- Apple products, in general, have been top-notch in terms of usability design, and I care about user design, so their products are always intriguing to me.
- Apple’ ecosystem of products has proven to be industry-leading in terms of working seamlessly together. Makes me excited to add another one to my existing (growing) repertoire of products made by them.
- Very large number of YouTube video reviews of the AirPods made by tech reviewers and Apple fanboys. Watching people talk energetically about a product made me want one so that I can be energetic like them.
- Seeing people in the gym who are fit and wearing them. Makes me think that if I had one, I might just find a way to be as fit as them. I recognise this as illogical but I believe it’s still had bearings on my decision to purchase one.
Looking at that list of things that influenced my purchasing decision (after months of toying with the idea), I see some kind of strategy emerging:
- Maintain brand image as high-end
- Make actually good products
- Find a way to compel customers to review the product
- Give potential customers the opportunity to see the product in use
Applying the strategy to my online store
Although applying the strategy for a tech product to a wedding accessory may not lead to an exact fit, I believe some of these are applicable to a great extent.
For example, for ang veil yú veils, we can find ways to compel customers to review the product. In the case of the AirPods, the compelling part was how weird the product was, being the first of its kind (truly wireless, separate earbuds). For veils, like apparel, it could be designing something similar to what someone popular wore publicly before.
The easiest way to give potential customers the opportunity to see our product in use is to have more brides wear our veils on their big day. But because wedding veils aren’t exactly worn outside of weddings, we’d have to think a little more creatively to come up with other ways of achieving this. Perhaps we could make a small, special collection of veils for parties and events?
Paying greater attention
I wanted to write this post because I know that the feelings I’m having now, eagerly awaiting the arrival of a product, are powerful but fleeting. I’ve had these feelings about the AirPods for about 6 months before finally deciding to pull out my wallet to purchase it.
During those 6 months, some things must have been happening, either done to me or done by myself, that finally made me part with my cash.

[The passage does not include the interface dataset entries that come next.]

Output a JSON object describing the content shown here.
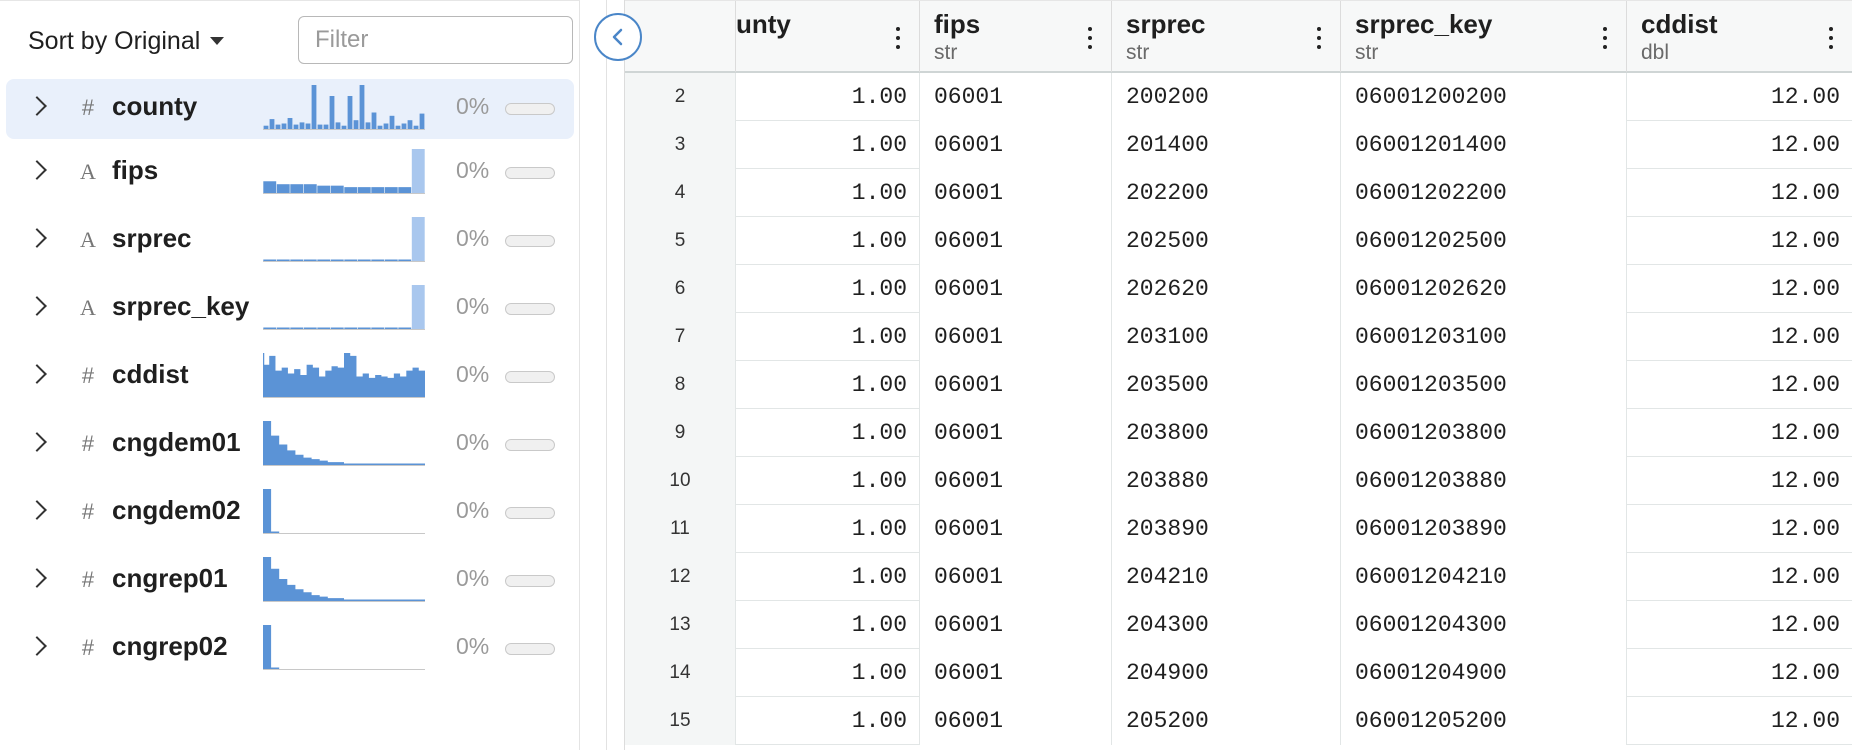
{
  "toolbar": {
    "sort_label": "Sort by Original",
    "filter_placeholder": "Filter"
  },
  "summary": [
    {
      "name": "county",
      "type": "#",
      "pct": "0%",
      "hist": [
        3,
        9,
        4,
        5,
        10,
        4,
        6,
        5,
        40,
        4,
        4,
        30,
        6,
        3,
        30,
        8,
        40,
        6,
        15,
        3,
        5,
        12,
        3,
        5,
        8,
        3,
        14
      ],
      "kind": "bars"
    },
    {
      "name": "fips",
      "type": "A",
      "pct": "0%",
      "hist": [
        8,
        6,
        6,
        6,
        5,
        5,
        4,
        4,
        4,
        4,
        4,
        30
      ],
      "kind": "steps"
    },
    {
      "name": "srprec",
      "type": "A",
      "pct": "0%",
      "hist": [
        1,
        1,
        1,
        1,
        1,
        1,
        1,
        1,
        1,
        1,
        1,
        30
      ],
      "kind": "steps"
    },
    {
      "name": "srprec_key",
      "type": "A",
      "pct": "0%",
      "hist": [
        1,
        1,
        1,
        1,
        1,
        1,
        1,
        1,
        1,
        1,
        1,
        30
      ],
      "kind": "steps"
    },
    {
      "name": "cddist",
      "type": "#",
      "pct": "0%",
      "hist": [
        22,
        28,
        18,
        20,
        16,
        19,
        15,
        22,
        20,
        14,
        18,
        21,
        20,
        30,
        28,
        14,
        16,
        13,
        15,
        14,
        13,
        16,
        14,
        18,
        20,
        18
      ],
      "kind": "area"
    },
    {
      "name": "cngdem01",
      "type": "#",
      "pct": "0%",
      "hist": [
        30,
        20,
        14,
        10,
        7,
        5,
        4,
        3,
        2,
        2,
        1,
        1,
        1,
        1,
        1,
        1,
        1,
        1,
        1,
        1
      ],
      "kind": "area"
    },
    {
      "name": "cngdem02",
      "type": "#",
      "pct": "0%",
      "hist": [
        30,
        1,
        0,
        0,
        0,
        0,
        0,
        0,
        0,
        0,
        0,
        0,
        0,
        0,
        0,
        0,
        0,
        0,
        0,
        0
      ],
      "kind": "area"
    },
    {
      "name": "cngrep01",
      "type": "#",
      "pct": "0%",
      "hist": [
        30,
        22,
        15,
        11,
        8,
        6,
        4,
        3,
        2,
        2,
        1,
        1,
        1,
        1,
        1,
        1,
        1,
        1,
        1,
        1
      ],
      "kind": "area"
    },
    {
      "name": "cngrep02",
      "type": "#",
      "pct": "0%",
      "hist": [
        30,
        1,
        0,
        0,
        0,
        0,
        0,
        0,
        0,
        0,
        0,
        0,
        0,
        0,
        0,
        0,
        0,
        0,
        0,
        0
      ],
      "kind": "area"
    }
  ],
  "colors": {
    "accent": "#4a86c8",
    "spark": "#5b93d6",
    "spark_light": "#a9c7ee",
    "selected_row": "#e9f0fb"
  },
  "grid": {
    "columns": [
      {
        "name": "",
        "type": ""
      },
      {
        "name": "unty",
        "type": ""
      },
      {
        "name": "fips",
        "type": "str"
      },
      {
        "name": "srprec",
        "type": "str"
      },
      {
        "name": "srprec_key",
        "type": "str"
      },
      {
        "name": "cddist",
        "type": "dbl"
      }
    ],
    "rows": [
      [
        "2",
        "1.00",
        "06001",
        "200200",
        "06001200200",
        "12.00"
      ],
      [
        "3",
        "1.00",
        "06001",
        "201400",
        "06001201400",
        "12.00"
      ],
      [
        "4",
        "1.00",
        "06001",
        "202200",
        "06001202200",
        "12.00"
      ],
      [
        "5",
        "1.00",
        "06001",
        "202500",
        "06001202500",
        "12.00"
      ],
      [
        "6",
        "1.00",
        "06001",
        "202620",
        "06001202620",
        "12.00"
      ],
      [
        "7",
        "1.00",
        "06001",
        "203100",
        "06001203100",
        "12.00"
      ],
      [
        "8",
        "1.00",
        "06001",
        "203500",
        "06001203500",
        "12.00"
      ],
      [
        "9",
        "1.00",
        "06001",
        "203800",
        "06001203800",
        "12.00"
      ],
      [
        "10",
        "1.00",
        "06001",
        "203880",
        "06001203880",
        "12.00"
      ],
      [
        "11",
        "1.00",
        "06001",
        "203890",
        "06001203890",
        "12.00"
      ],
      [
        "12",
        "1.00",
        "06001",
        "204210",
        "06001204210",
        "12.00"
      ],
      [
        "13",
        "1.00",
        "06001",
        "204300",
        "06001204300",
        "12.00"
      ],
      [
        "14",
        "1.00",
        "06001",
        "204900",
        "06001204900",
        "12.00"
      ],
      [
        "15",
        "1.00",
        "06001",
        "205200",
        "06001205200",
        "12.00"
      ]
    ]
  }
}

This was my attempt to deconstruct them.
I think it’s going to be interesting to do more of these analyses in the future as I get these yearnings again (they really don’t come that often for me). Step one is to pay greater attention to what is happening between the first impression to purchase.